Page and application data records:
============================================================

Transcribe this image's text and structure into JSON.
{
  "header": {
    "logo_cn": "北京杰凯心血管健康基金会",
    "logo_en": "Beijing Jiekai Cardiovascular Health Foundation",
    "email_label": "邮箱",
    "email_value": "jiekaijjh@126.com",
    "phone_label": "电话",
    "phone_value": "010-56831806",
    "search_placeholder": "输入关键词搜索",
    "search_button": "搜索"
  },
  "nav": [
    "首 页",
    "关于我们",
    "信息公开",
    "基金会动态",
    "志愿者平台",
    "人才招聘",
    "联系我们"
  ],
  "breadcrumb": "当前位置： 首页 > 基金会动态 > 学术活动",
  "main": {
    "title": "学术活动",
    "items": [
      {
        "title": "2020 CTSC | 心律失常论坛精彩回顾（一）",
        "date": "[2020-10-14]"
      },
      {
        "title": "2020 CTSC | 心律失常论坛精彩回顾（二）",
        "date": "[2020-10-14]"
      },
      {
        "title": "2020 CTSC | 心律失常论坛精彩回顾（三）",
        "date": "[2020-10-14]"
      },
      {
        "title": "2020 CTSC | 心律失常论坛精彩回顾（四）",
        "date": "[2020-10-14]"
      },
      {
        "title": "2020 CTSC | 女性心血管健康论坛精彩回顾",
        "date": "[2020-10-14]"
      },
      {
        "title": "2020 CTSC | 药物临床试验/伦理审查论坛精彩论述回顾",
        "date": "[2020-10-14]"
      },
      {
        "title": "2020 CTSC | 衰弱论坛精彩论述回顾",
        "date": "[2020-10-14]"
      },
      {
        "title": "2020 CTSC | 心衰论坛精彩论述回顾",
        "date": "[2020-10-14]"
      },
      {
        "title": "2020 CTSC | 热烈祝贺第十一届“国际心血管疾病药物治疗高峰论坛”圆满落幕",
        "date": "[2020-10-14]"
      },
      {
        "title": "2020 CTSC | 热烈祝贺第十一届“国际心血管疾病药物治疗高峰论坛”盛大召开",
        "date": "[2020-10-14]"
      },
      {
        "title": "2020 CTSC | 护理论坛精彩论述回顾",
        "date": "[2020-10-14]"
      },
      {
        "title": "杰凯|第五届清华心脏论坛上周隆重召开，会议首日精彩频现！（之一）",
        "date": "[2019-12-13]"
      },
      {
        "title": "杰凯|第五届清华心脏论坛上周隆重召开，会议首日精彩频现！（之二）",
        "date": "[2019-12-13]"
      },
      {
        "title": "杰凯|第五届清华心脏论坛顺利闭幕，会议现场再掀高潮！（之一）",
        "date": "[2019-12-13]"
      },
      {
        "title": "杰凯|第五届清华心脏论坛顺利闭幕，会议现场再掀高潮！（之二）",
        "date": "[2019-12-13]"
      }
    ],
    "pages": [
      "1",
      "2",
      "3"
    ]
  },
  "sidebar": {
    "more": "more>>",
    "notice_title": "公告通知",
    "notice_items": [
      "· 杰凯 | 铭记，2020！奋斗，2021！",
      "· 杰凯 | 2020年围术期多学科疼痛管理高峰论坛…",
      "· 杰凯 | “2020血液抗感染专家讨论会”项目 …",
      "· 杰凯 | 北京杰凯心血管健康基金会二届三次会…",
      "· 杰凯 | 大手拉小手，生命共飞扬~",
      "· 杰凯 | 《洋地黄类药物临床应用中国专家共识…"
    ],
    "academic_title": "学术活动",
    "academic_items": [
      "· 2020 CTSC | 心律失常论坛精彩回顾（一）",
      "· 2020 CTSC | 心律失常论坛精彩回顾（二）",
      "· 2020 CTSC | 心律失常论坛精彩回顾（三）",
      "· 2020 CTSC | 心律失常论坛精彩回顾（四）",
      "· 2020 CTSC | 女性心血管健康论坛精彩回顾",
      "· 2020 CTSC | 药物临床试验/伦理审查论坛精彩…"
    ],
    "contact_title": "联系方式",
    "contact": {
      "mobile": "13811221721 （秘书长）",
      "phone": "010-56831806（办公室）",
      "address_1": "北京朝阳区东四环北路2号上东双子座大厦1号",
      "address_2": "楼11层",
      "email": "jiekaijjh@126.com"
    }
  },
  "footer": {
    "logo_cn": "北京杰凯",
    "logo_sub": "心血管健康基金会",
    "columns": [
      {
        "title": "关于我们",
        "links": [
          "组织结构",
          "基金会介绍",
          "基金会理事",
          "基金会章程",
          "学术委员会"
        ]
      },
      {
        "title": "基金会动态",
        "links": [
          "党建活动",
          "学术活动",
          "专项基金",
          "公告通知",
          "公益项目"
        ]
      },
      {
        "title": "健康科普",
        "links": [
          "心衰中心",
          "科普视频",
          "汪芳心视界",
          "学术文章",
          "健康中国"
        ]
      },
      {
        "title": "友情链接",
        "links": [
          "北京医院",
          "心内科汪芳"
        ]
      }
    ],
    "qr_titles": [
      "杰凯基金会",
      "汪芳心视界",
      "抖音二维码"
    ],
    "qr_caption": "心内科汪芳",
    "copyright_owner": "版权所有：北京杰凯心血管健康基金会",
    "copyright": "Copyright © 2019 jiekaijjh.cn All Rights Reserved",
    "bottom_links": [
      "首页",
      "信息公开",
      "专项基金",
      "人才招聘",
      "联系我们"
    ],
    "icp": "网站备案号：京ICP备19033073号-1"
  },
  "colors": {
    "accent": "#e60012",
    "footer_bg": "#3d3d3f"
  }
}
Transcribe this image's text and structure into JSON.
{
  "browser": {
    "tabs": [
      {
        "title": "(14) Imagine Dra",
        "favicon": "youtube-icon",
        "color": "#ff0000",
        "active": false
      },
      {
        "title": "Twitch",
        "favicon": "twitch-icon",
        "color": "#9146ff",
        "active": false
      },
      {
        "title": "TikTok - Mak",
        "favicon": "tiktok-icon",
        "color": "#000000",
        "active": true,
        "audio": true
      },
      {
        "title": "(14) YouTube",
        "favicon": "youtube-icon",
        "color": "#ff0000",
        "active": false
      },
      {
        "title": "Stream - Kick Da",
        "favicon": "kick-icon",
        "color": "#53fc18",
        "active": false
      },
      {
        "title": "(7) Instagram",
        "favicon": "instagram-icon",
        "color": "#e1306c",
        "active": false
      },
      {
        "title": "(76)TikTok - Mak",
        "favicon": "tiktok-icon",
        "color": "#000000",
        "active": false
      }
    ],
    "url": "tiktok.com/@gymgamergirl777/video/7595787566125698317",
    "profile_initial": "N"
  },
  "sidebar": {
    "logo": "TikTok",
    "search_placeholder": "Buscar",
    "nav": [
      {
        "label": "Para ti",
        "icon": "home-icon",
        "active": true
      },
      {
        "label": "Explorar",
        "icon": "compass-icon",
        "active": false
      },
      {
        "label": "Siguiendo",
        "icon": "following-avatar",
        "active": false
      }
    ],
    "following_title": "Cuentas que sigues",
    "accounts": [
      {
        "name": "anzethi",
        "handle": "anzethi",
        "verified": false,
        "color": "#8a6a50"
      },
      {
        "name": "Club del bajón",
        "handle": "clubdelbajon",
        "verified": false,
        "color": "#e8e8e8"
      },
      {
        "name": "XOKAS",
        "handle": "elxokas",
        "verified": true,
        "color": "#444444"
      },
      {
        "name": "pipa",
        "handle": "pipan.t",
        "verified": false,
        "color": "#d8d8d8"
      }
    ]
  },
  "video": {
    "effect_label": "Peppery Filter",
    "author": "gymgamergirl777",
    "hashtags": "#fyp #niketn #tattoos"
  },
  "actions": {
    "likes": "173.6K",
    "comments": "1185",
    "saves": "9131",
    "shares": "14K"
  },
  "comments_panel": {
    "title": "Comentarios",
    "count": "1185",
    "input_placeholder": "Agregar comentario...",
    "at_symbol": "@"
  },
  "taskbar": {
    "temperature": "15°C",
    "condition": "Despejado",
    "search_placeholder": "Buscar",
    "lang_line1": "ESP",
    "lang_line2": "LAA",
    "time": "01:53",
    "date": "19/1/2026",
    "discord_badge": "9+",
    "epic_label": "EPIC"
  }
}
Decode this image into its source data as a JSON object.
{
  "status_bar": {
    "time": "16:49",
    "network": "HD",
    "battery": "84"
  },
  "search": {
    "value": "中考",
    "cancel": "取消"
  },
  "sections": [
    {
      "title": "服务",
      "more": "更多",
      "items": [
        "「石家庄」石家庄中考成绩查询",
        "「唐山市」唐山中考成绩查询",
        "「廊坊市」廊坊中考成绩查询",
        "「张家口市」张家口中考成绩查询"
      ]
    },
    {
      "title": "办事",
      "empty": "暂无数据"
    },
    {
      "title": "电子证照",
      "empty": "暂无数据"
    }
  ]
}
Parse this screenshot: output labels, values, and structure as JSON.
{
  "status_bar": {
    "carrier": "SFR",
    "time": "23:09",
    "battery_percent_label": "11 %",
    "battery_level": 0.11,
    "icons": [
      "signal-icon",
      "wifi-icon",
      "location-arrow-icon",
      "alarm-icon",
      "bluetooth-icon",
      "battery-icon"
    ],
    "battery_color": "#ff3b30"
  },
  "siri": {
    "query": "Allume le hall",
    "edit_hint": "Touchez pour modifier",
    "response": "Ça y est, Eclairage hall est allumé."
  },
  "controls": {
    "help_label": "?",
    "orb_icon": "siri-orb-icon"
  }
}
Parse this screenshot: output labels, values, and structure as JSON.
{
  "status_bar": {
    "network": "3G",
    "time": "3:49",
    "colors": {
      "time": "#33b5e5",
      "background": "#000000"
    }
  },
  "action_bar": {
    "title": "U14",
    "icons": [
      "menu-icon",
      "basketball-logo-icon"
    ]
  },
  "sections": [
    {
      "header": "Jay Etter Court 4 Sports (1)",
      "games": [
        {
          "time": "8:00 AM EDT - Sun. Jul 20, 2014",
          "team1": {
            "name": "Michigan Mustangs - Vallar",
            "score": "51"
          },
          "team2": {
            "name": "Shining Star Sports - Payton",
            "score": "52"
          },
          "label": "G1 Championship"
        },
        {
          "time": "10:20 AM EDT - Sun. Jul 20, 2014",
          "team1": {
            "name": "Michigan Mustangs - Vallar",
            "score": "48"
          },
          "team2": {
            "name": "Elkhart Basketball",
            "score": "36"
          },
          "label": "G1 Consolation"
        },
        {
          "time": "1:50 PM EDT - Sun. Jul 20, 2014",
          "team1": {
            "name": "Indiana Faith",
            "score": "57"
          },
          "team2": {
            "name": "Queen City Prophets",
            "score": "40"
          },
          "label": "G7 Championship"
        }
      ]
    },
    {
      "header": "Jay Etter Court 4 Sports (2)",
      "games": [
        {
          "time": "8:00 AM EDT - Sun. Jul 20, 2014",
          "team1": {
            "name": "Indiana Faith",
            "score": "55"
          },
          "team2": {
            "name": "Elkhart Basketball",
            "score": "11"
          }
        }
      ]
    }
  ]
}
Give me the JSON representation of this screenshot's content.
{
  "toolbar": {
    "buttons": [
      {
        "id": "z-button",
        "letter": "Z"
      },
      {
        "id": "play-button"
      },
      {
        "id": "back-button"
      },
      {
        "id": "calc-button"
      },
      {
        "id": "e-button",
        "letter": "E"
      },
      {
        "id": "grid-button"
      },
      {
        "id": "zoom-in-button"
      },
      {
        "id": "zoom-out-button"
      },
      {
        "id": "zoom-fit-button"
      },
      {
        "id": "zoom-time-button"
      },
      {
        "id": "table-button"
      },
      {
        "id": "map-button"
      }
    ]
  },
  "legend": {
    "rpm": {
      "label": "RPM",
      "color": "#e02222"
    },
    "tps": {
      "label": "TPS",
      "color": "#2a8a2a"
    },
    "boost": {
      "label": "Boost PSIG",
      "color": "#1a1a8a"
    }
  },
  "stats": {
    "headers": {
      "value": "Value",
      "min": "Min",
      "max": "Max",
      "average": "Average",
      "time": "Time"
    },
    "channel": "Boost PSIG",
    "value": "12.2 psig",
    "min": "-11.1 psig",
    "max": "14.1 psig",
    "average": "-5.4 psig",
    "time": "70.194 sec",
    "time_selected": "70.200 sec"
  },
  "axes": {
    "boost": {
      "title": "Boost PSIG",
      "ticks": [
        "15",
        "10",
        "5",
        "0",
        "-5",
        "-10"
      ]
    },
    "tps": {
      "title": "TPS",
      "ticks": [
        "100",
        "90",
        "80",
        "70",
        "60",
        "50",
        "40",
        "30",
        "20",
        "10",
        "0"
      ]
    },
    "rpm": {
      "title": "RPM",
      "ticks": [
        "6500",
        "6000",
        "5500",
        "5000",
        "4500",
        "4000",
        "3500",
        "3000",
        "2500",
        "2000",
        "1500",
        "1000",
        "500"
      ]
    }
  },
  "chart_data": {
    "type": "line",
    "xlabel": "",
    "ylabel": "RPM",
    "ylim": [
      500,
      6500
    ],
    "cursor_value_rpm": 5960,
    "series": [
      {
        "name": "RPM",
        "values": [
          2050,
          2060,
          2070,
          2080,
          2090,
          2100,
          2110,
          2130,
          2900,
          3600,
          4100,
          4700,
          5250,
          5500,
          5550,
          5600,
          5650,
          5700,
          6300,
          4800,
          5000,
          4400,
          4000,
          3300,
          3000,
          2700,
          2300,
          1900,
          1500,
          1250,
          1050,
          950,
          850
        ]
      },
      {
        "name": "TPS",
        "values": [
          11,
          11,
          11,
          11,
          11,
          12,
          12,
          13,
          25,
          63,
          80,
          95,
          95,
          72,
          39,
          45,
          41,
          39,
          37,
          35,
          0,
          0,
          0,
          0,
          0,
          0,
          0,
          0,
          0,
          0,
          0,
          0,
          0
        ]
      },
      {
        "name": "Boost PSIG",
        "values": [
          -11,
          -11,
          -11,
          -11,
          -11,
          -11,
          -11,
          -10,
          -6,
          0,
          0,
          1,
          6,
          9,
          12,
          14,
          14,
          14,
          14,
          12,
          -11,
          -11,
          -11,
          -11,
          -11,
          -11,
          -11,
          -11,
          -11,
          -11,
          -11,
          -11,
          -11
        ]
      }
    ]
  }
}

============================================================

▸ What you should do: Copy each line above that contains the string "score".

▸ Task solution:
            "score": "51"
            "score": "52"
            "score": "48"
            "score": "36"
            "score": "57"
            "score": "40"
            "score": "55"
            "score": "11"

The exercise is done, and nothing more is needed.